Love Lies Bleeding, or Amaranthus caudatus, is an old-fashioned plant that probably grew in your grandmother's garden. My first encounter with the plant was of my own doing, however.
It was nearly 30 years ago when I decided to enhance my garden with annuals that I had never grown before. That winter, I bought seeds with wild abandon, not knowing what I would end up with in the end and not caring because what I was going for anyway was the element of surprise. That was the summer I discovered cleome, a blue version of Queen Anne's Lace (the botanical name escapes me) and Amaranth. It doesn't have an impressive common name, like Hydrangea 'Limelight' or the varieties of Zinnia and Coneflower, both called 'Green Envy.' The Amaranth is simply called 'Love Lies Bleeding Green.'
To ensure long-lived blooms in the garden, start seeds indoors about six weeks before they can be set outside.

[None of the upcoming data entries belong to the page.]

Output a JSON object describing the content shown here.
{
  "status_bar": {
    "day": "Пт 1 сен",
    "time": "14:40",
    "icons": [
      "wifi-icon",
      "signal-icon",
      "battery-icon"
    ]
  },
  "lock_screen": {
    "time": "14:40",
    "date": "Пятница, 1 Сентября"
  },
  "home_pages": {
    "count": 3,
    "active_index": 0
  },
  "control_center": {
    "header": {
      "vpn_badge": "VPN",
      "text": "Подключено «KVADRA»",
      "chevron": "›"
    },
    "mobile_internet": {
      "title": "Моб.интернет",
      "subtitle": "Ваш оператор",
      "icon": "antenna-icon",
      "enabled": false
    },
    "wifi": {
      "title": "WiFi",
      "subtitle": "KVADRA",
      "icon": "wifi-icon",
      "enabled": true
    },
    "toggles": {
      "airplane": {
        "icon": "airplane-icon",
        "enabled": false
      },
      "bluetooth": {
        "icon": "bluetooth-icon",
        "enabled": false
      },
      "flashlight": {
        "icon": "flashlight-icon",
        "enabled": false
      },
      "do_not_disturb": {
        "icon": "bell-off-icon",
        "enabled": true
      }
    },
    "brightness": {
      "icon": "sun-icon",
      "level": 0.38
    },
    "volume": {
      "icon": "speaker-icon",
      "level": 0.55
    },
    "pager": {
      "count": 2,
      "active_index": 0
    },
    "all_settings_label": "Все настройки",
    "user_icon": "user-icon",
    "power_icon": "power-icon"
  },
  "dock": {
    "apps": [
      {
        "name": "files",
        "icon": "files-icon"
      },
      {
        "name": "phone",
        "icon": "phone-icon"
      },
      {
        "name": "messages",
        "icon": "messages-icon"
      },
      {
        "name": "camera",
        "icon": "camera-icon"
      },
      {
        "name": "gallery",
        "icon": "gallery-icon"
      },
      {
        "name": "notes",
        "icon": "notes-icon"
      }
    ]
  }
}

These are annual flowers and will not withstand our winters, but like any other bedding plant, once they burst open their flowers, they bloom continually until the frost takes them out. Amaranth doesn't care if their soil is the greatest, and some varieties don't mind if their feet are wet a little more than usual. This makes them a great plant for putting around garden ponds or in rain gardens, where the water seems to linger a little longer after a hearty rain.
Amaranth love heat. Once the soil in your garden has warmed up in late spring and there is no sign of an upcoming frost, plant the seedlings in a sunny location.
Now that your finished with Christmas lists, it's time to start making out lists for next year's garden. When you do, don't forget to ''go green.''